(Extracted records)
━━━
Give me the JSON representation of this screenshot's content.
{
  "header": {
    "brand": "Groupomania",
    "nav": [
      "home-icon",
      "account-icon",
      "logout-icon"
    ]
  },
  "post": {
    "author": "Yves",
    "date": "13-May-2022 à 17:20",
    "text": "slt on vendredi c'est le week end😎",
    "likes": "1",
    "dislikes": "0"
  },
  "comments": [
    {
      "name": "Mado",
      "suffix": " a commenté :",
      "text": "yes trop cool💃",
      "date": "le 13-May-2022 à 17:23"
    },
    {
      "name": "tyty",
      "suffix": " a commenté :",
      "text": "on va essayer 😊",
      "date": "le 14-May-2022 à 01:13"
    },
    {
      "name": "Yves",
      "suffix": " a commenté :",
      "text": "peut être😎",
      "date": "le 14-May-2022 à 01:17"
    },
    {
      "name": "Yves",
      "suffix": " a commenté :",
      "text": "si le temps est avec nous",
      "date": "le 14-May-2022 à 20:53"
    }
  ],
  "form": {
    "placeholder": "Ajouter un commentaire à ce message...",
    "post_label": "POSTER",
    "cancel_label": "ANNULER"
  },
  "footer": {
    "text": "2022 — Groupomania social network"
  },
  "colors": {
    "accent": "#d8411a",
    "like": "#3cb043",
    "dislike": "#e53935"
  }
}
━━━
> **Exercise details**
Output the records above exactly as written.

> **Completed task**
Give me the JSON representation of this screenshot's content.
{
  "header": {
    "brand": "Groupomania",
    "nav": [
      "home-icon",
      "account-icon",
      "logout-icon"
    ]
  },
  "post": {
    "author": "Yves",
    "date": "13-May-2022 à 17:20",
    "text": "slt on vendredi c'est le week end😎",
    "likes": "1",
    "dislikes": "0"
  },
  "comments": [
    {
      "name": "Mado",
      "suffix": " a commenté :",
      "text": "yes trop cool💃",
      "date": "le 13-May-2022 à 17:23"
    },
    {
      "name": "tyty",
      "suffix": " a commenté :",
      "text": "on va essayer 😊",
      "date": "le 14-May-2022 à 01:13"
    },
    {
      "name": "Yves",
      "suffix": " a commenté :",
      "text": "peut être😎",
      "date": "le 14-May-2022 à 01:17"
    },
    {
      "name": "Yves",
      "suffix": " a commenté :",
      "text": "si le temps est avec nous",
      "date": "le 14-May-2022 à 20:53"
    }
  ],
  "form": {
    "placeholder": "Ajouter un commentaire à ce message...",
    "post_label": "POSTER",
    "cancel_label": "ANNULER"
  },
  "footer": {
    "text": "2022 — Groupomania social network"
  },
  "colors": {
    "accent": "#d8411a",
    "like": "#3cb043",
    "dislike": "#e53935"
  }
}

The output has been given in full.